What the task requires
Each line from the material with the word "Kbyte" in it must be copied.

━━ Source information ━━

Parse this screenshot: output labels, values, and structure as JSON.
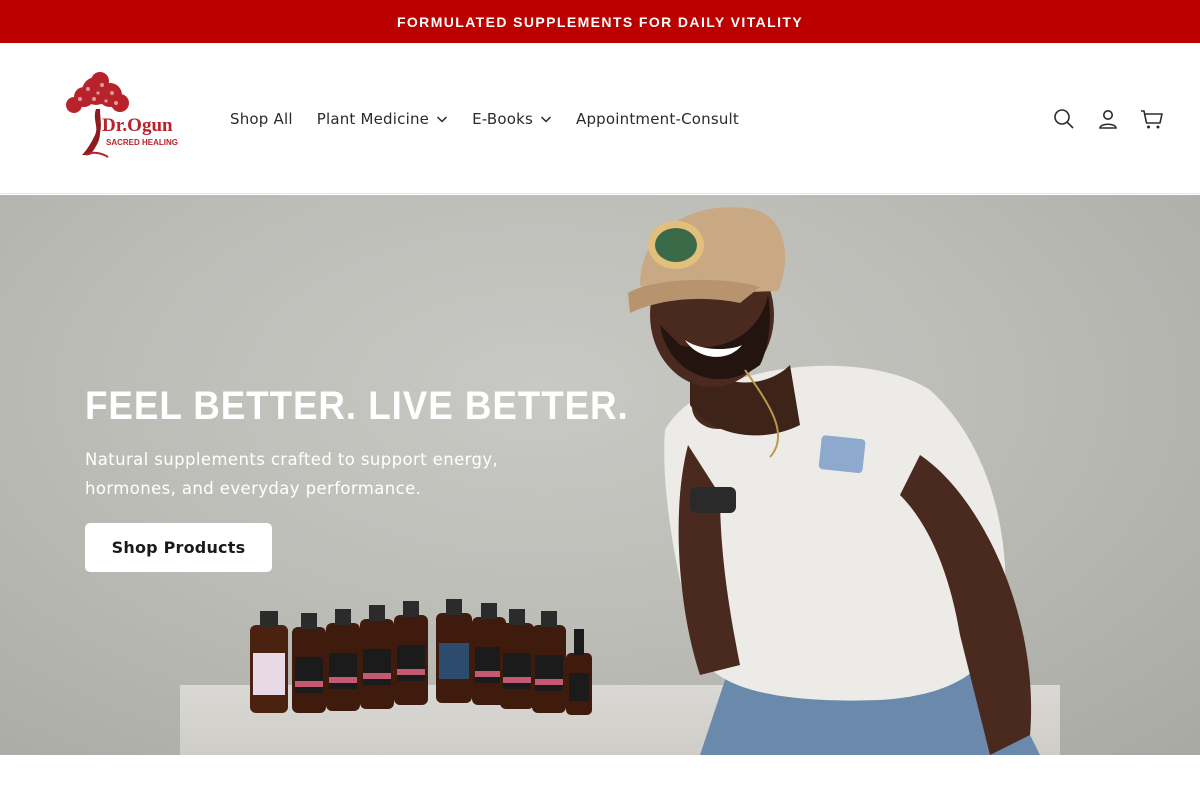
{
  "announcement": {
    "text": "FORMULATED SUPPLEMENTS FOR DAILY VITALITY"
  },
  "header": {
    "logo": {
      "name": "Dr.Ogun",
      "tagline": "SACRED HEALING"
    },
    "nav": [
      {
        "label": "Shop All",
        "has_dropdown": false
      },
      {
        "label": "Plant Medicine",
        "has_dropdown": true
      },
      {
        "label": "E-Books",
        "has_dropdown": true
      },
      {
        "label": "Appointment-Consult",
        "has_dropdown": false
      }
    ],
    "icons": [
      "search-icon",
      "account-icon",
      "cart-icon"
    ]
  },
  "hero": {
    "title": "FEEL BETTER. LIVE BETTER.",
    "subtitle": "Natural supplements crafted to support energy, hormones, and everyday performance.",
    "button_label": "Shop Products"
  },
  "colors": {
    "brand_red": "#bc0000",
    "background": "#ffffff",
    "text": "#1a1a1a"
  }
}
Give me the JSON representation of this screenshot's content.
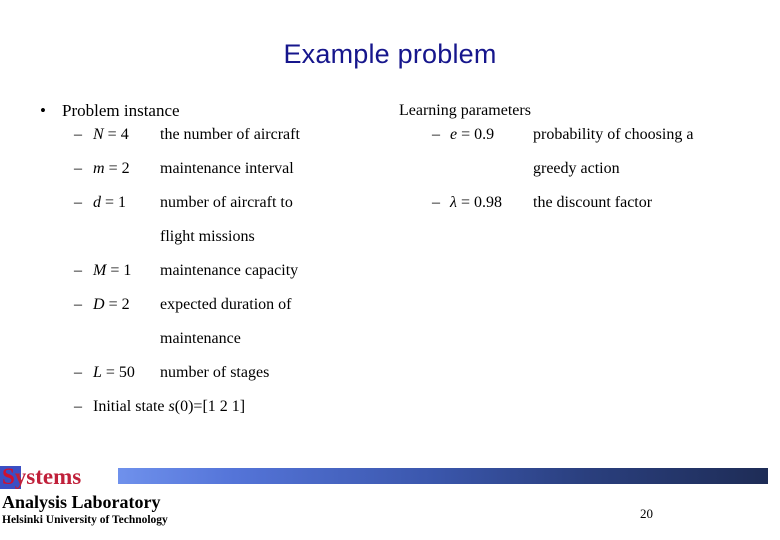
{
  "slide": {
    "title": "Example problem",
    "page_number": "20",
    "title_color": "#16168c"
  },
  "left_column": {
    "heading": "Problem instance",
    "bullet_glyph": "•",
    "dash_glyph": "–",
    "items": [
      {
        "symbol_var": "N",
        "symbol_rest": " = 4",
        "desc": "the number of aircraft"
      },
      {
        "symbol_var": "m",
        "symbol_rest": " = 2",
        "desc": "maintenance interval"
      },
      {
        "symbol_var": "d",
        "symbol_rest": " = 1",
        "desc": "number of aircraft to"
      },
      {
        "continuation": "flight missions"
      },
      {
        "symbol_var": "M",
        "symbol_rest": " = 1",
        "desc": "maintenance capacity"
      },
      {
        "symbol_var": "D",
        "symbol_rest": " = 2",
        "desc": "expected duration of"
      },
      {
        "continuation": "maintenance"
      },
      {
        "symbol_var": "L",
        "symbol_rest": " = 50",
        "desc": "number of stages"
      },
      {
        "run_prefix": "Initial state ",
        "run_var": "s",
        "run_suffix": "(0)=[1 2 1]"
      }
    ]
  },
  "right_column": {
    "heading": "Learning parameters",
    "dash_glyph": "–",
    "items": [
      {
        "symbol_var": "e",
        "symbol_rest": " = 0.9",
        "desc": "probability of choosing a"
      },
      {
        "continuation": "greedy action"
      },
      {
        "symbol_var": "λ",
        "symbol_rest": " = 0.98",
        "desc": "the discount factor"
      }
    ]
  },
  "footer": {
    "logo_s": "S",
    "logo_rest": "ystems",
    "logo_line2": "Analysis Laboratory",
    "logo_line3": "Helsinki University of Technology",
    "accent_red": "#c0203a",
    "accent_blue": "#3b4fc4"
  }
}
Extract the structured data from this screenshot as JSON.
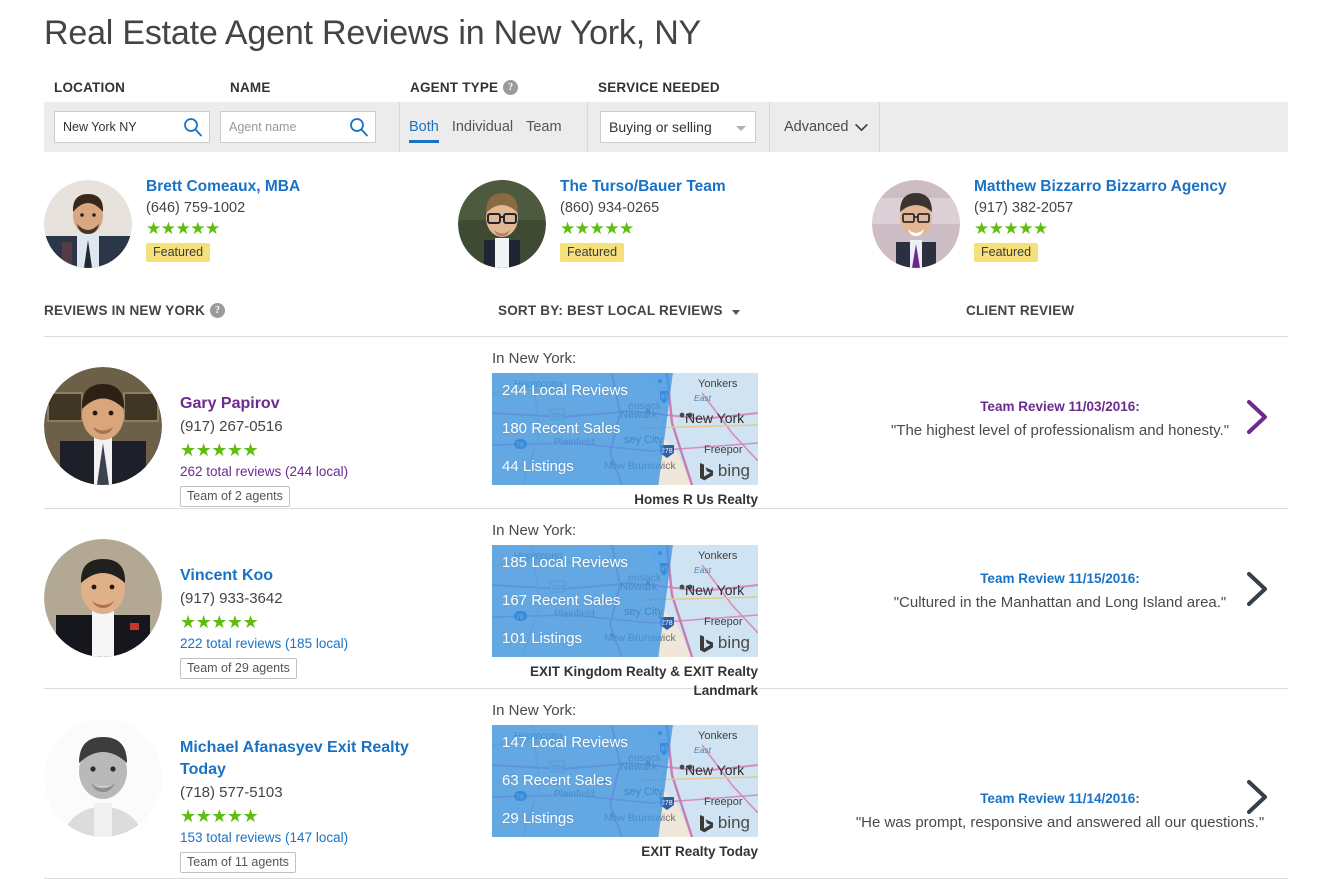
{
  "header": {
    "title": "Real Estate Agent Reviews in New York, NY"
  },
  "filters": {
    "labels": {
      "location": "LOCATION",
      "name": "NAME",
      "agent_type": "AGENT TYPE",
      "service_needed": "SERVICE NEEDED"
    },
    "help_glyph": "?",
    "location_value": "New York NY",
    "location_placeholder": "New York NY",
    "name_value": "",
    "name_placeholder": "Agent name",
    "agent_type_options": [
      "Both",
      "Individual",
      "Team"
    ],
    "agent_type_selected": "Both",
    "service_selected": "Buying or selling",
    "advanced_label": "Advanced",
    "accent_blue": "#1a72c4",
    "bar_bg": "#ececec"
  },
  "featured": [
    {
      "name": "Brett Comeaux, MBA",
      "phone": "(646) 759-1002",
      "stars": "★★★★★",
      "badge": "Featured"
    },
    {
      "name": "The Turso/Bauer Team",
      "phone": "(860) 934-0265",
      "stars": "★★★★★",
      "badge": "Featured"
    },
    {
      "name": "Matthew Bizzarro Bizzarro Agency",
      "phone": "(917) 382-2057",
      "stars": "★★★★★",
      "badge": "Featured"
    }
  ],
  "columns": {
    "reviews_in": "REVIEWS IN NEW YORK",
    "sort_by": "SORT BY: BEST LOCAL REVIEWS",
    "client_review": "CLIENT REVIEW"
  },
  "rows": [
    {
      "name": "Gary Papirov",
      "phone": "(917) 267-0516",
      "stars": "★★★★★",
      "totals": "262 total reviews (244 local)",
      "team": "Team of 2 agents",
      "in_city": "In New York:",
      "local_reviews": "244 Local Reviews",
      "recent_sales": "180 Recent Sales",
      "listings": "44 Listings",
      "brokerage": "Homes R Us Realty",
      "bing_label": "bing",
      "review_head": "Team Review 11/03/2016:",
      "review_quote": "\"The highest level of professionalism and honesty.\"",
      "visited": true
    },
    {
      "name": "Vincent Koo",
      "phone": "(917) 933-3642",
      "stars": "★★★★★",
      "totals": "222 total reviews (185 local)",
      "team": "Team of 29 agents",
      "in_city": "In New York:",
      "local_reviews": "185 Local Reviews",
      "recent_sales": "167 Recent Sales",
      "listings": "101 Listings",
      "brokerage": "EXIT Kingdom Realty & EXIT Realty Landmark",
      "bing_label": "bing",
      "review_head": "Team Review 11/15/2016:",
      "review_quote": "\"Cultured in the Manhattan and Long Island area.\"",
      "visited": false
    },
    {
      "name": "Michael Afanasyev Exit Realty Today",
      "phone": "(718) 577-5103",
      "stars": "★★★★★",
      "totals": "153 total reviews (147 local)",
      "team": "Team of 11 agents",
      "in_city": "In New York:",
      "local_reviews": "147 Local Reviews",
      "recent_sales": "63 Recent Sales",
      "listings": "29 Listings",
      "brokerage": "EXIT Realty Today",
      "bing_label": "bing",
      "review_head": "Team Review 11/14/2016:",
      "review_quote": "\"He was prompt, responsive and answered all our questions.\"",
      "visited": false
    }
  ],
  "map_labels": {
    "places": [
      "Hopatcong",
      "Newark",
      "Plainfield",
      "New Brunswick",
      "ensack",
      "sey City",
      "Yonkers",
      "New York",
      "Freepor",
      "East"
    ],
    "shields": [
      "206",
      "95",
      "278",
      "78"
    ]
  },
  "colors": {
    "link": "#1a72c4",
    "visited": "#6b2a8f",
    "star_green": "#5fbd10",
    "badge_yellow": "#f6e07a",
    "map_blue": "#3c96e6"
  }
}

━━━
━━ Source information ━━

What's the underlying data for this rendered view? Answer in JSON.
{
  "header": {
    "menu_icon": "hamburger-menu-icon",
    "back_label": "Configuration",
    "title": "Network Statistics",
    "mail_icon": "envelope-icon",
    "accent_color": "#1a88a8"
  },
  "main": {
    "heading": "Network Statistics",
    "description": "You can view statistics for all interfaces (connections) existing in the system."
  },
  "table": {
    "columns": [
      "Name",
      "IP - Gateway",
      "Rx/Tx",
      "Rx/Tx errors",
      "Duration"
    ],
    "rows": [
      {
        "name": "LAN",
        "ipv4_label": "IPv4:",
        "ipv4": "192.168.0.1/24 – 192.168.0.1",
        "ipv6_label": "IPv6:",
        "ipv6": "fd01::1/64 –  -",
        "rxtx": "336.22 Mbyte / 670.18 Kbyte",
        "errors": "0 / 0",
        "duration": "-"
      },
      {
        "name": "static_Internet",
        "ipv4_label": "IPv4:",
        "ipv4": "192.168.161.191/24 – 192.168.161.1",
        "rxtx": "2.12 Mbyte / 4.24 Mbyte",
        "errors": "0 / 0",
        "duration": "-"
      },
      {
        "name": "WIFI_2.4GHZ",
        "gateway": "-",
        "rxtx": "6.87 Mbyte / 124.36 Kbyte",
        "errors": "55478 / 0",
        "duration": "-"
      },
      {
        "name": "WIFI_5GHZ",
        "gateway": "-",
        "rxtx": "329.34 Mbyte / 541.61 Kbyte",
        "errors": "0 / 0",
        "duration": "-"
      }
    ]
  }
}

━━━
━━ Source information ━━

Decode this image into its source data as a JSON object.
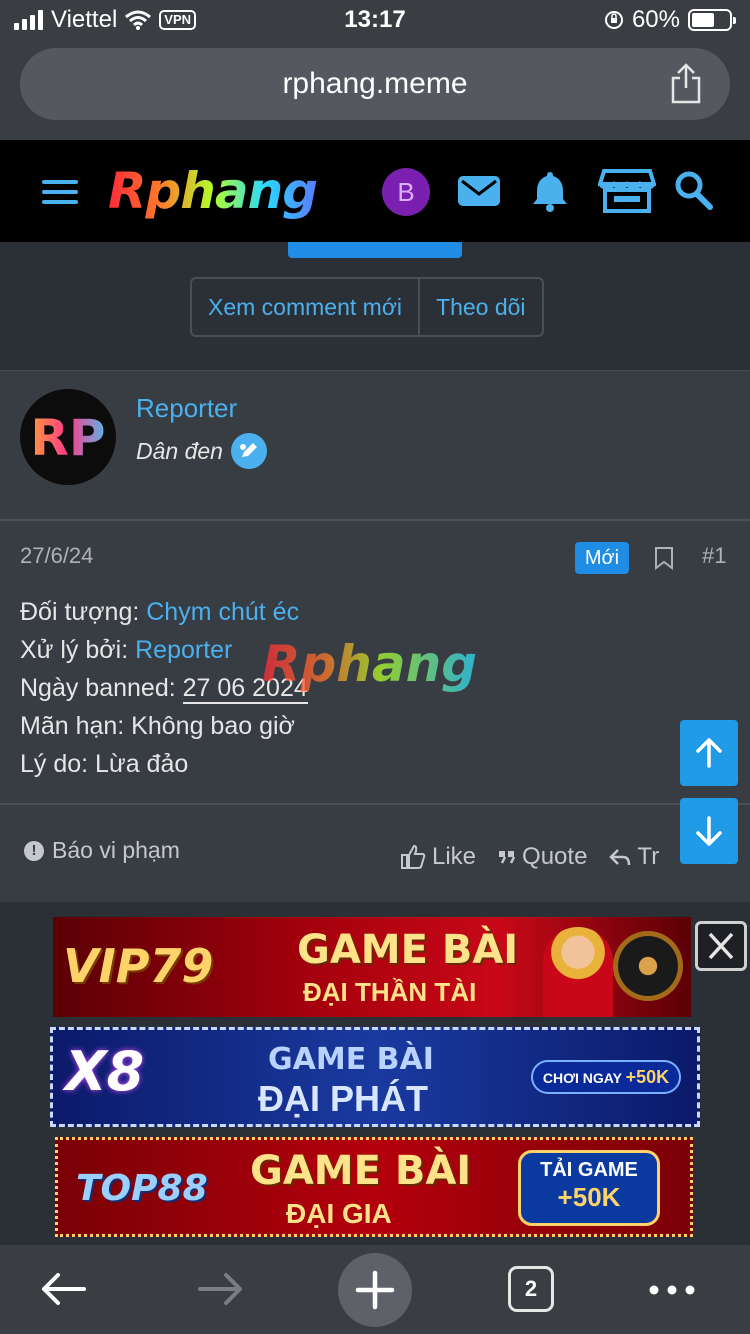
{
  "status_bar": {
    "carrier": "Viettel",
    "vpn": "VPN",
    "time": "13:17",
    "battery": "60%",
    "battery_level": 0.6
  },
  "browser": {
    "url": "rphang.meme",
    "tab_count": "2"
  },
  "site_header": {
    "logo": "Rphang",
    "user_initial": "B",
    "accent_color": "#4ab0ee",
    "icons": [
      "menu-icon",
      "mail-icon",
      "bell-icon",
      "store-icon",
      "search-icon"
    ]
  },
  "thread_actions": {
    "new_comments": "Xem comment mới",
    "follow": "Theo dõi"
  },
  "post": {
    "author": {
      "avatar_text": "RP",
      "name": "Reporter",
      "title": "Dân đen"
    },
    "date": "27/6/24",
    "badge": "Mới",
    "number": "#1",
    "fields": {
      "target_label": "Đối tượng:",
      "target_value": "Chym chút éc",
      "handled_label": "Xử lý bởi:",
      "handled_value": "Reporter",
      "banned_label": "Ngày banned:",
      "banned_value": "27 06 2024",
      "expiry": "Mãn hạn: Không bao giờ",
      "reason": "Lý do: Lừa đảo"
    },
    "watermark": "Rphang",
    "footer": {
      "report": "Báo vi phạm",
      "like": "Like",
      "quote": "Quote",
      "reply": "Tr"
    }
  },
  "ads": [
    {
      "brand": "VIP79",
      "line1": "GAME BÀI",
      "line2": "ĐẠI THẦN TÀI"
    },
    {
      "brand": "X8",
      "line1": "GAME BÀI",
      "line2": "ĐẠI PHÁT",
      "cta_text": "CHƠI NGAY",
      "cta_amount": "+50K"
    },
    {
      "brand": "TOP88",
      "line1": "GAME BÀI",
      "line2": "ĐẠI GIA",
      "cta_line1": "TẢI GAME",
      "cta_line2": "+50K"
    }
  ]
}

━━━

Final answer
        "rxtx": "336.22 Mbyte / 670.18 Kbyte",
        "rxtx": "6.87 Mbyte / 124.36 Kbyte",
        "rxtx": "329.34 Mbyte / 541.61 Kbyte",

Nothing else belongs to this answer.